Forty-five years ago today, Congress sent the proposed 25th Amendment to the states for consideration and ratification. Although its framers recognized their work left some open issues, they constructively addressed the two most important gaps in the system of presidential continuity — presidential inability and vice presidential vacancy — by providing procedures to handle both problems.
[IMGCAP(1)]That old accomplishment raises the question of why Congress has not, for 45 years, returned to the subject to address the remaining gaps in our system of governmental continuity. The holes that remain are serious, and events since 1965 have provided notice that the system presents disasters waiting to happen.
Take the system of presidential succession. Current arrangements put the Speaker behind the president and vice president in line of presidential succession. For 62 percent of the time since 1965, the president and Speaker have come from opposing parties.
That arrangement could produce a change in party control of the White House if the presidency and vice presidency fell vacant at the same time. Ronald Reagan wins in a landslide, but Tip O’Neill acts as president; Bill Clinton is elected by a comfortable margin, but Newt Gingrich takes the helm.
But the specter of cross-party succession is only one deficiency in the succession system after the vice presidency.
The line of presidential succession includes 18 successors ranging from the vice president to the secretary of Homeland Security. They all work in Washington, D.C. It’s prudent to have a long line, but isn’t it conceivable that our nation’s enemies might target our nation’s capital? Think 9/11. Wouldn’t a little geographic diversity make sense in an age in which terrorists may possess nuclear weapons?
Former Vice President Dick Cheney was pilloried for working in “undisclosed locations” after 9/11. In fact, he deserved credit for being one of the few government officials to take these issues seriously.
The presidential succession law has other problems, but there are too many other gaps elsewhere to spend more time there.
Although the 25th Amendment provides a system to transfer power to a functioning vice president if the president is disabled, lawmakers have provided no means to handle presidential inability absent a vice president or when the vice president is incapacitated.

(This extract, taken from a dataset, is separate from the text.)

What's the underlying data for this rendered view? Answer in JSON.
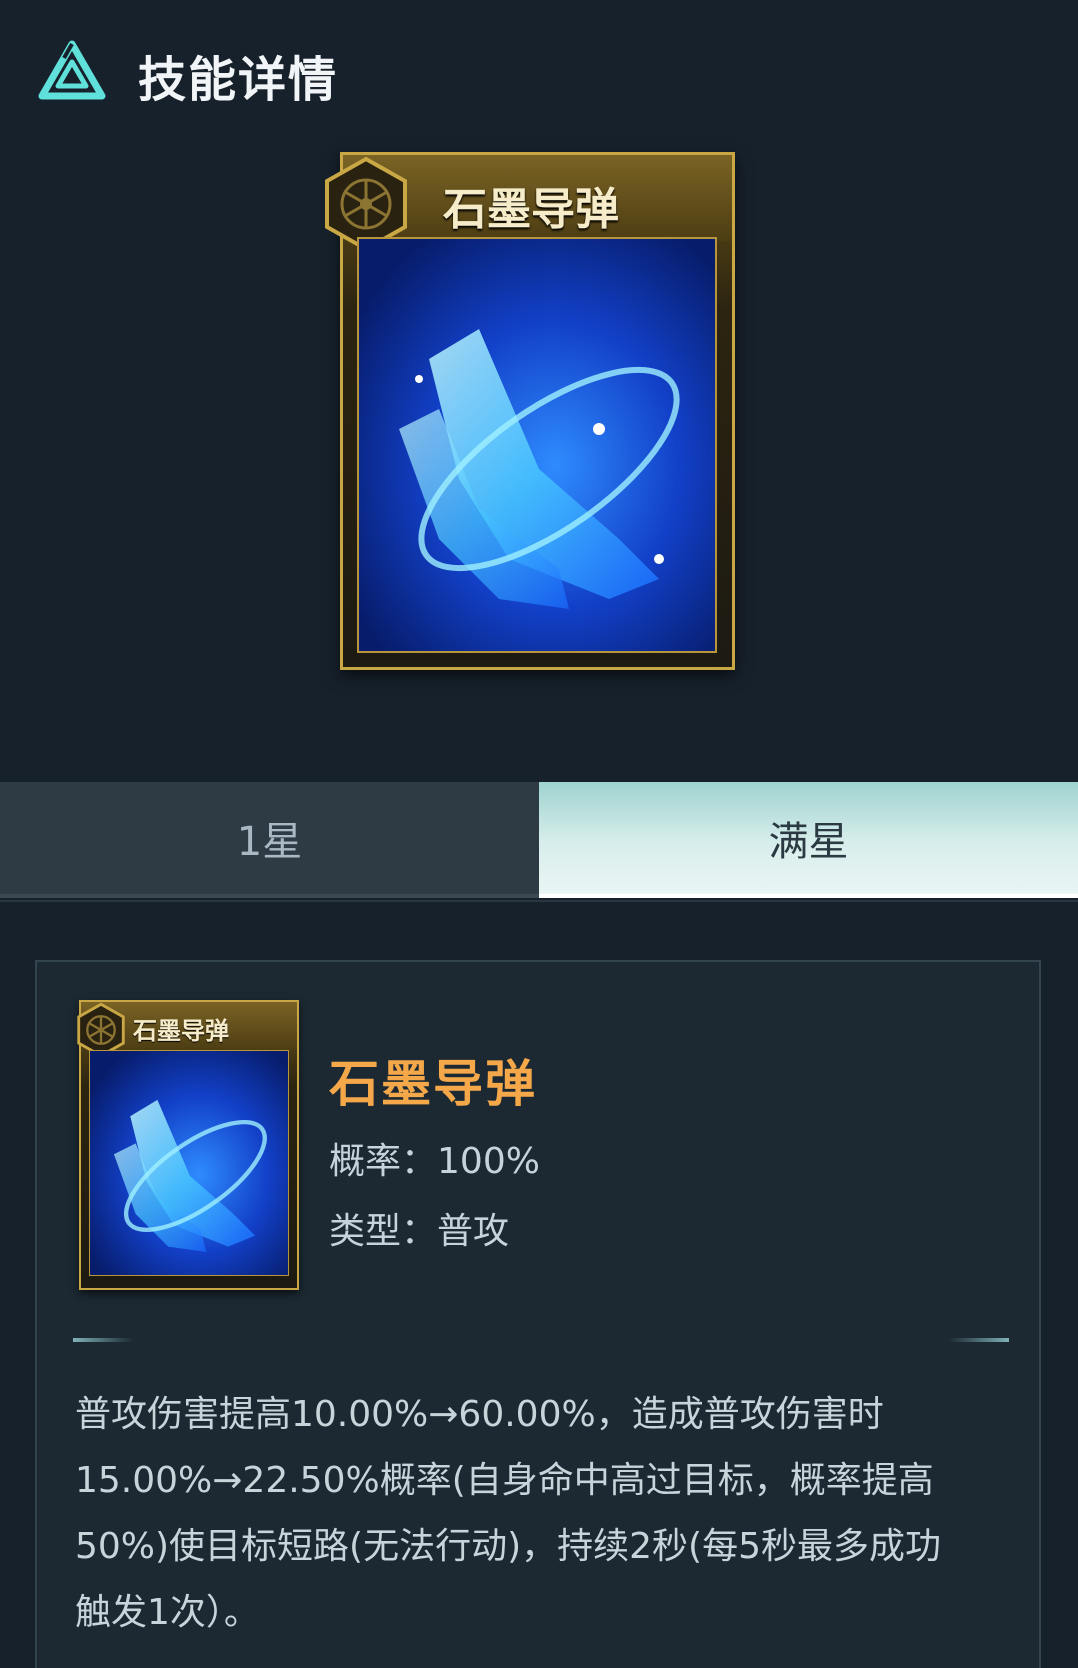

The presidential election system presents a host of unhappy contingencies that could recall Florida 2000. Suppose a presidential candidate dies, or a natural disaster or terrorist attack strikes, right before the November popular vote? Should voting or some of it be postponed or extended? Other complications occur if the presidential candidate who wins a majority of electoral votes dies before they are cast or counted or if the election for president or vice president is thrown into the House or Senate and one of the leading candidates dies.

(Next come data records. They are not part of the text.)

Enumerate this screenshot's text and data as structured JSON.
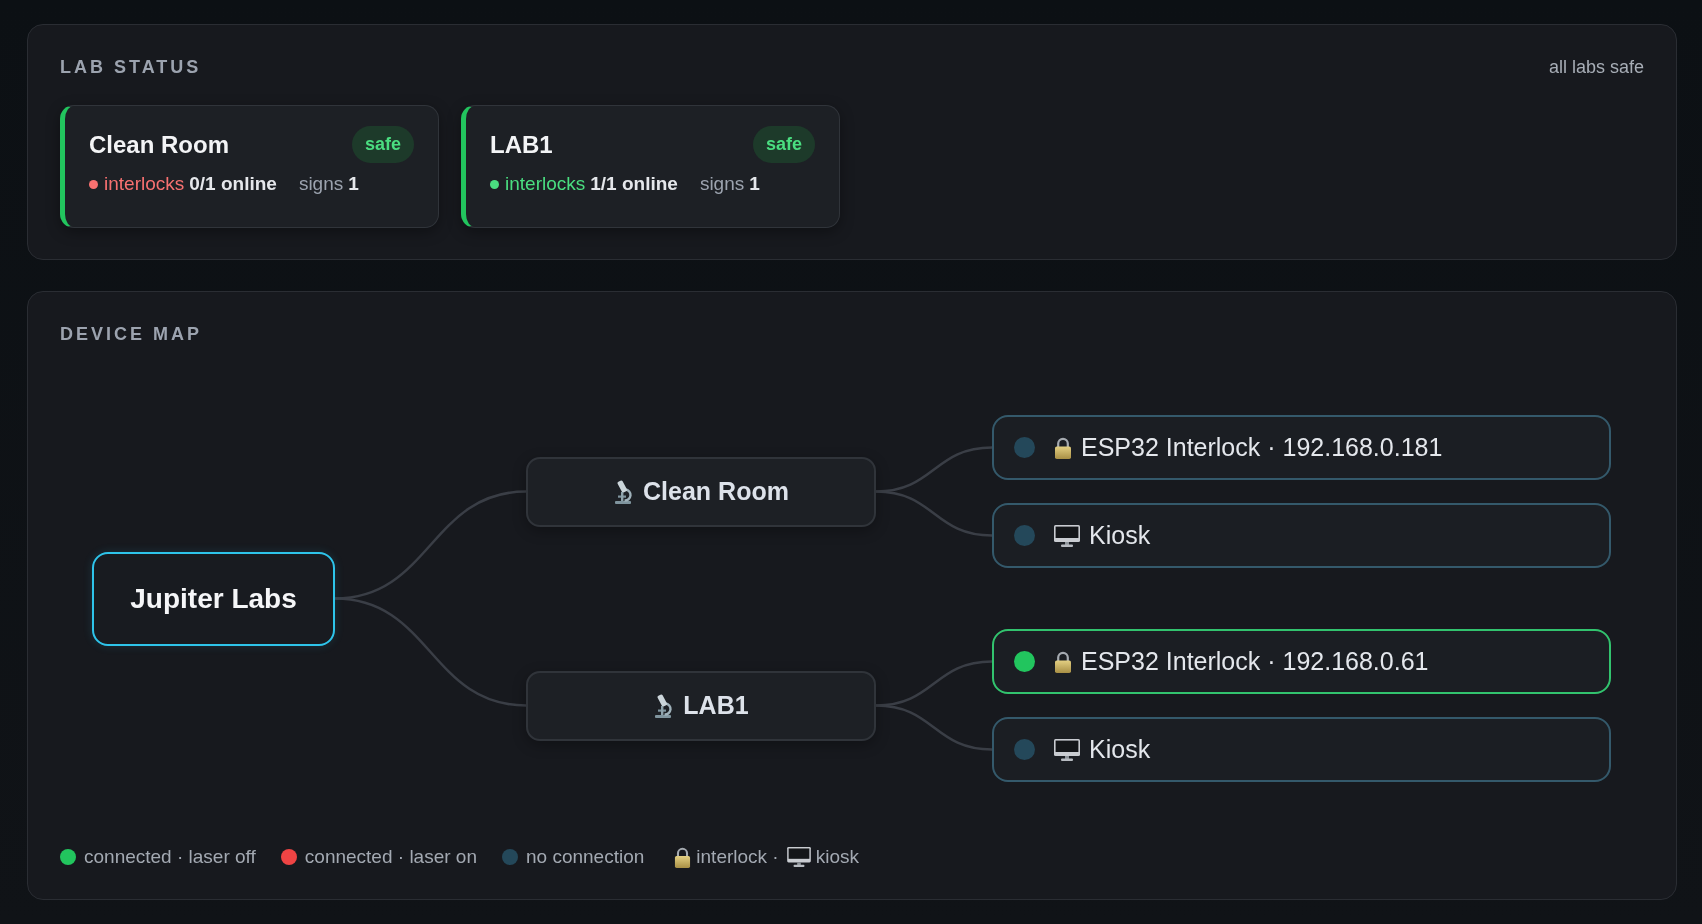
{
  "lab_status": {
    "title": "LAB STATUS",
    "summary": "all labs safe",
    "labs": [
      {
        "name": "Clean Room",
        "badge": "safe",
        "safe": true,
        "color": "#f87171",
        "interlocks_label": "interlocks",
        "interlocks_value": "0/1 online",
        "signs_label": "signs",
        "signs_value": "1"
      },
      {
        "name": "LAB1",
        "badge": "safe",
        "safe": true,
        "color": "#4ade80",
        "interlocks_label": "interlocks",
        "interlocks_value": "1/1 online",
        "signs_label": "signs",
        "signs_value": "1"
      }
    ]
  },
  "device_map": {
    "title": "DEVICE MAP",
    "root": {
      "label": "Jupiter Labs",
      "children": [
        {
          "label": "Clean Room",
          "children": [
            {
              "kind": "interlock",
              "label": "ESP32 Interlock · 192.168.0.181",
              "color": "#24485a"
            },
            {
              "kind": "kiosk",
              "label": "Kiosk",
              "color": "#24485a"
            }
          ]
        },
        {
          "label": "LAB1",
          "children": [
            {
              "kind": "interlock",
              "label": "ESP32 Interlock · 192.168.0.61",
              "color": "#22c55e"
            },
            {
              "kind": "kiosk",
              "label": "Kiosk",
              "color": "#24485a"
            }
          ]
        }
      ]
    },
    "legend": [
      {
        "kind": "dot",
        "color": "#22c55e",
        "label": "connected · laser off"
      },
      {
        "kind": "dot",
        "color": "#ef4444",
        "label": "connected · laser on"
      },
      {
        "kind": "dot",
        "color": "#24485a",
        "label": "no connection"
      },
      {
        "kind": "interlock",
        "label": "interlock ·"
      },
      {
        "kind": "kiosk",
        "label": "kiosk"
      }
    ]
  }
}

The biggest gaps in our system, however, relate to Congress. Those problems might have become more evident on 9/11 had passengers on United Flight 93 not interceded to cause that plane to crash in southwestern Pennsylvania, 150 miles from the Capitol, which al-Qaida apparently intended as its destination.
Although governors of most states can appoint replacements to the Senate pending elections, open seats in the House require special elections, which typically take months.
Imagine an attack that killed or disabled much of the House. It could only conduct business if a quorum was present. Although House precedents define a quorum as a majority of Members who have been chosen, sworn and are living, some believe the Constitution requires a majority of the whole number of the House (i.e., 218 Members).
As the Continuity of Government Commission pointed out in its May 2003 report, either approach poses serious problems. If the House can act only when 218 assemble, a mass catastrophe would preclude it (and accordingly the government) from functioning.
Even if the quorum is based on living Members, the disability of many Members might preclude a majority of living Members from meeting and acting. And if the handful of survivors did act for the entire body, House actions might be subject to questions regarding their legitimacy, especially if the survivors were not representative of the whole.
There are solutions to each of these problems. The test for reform should not be whether they have shortcomings but how alternative arrangements compare to the status quo. The status quo is unacceptable, and its persistence is unconscionable.
The Congress that proposed the 25th Amendment constructively addressed two major problems because it recognized that perfection should not be the enemy of the good and struck compromises to better ensure governmental continuity.
After 45 years, it’s time for Congress to recall that lesson, and to act.
Joel K. Goldstein, the Vincent C. Immel professor at Saint Louis University Law School, is an expert on the vice presidency, the presidency and constitutional law.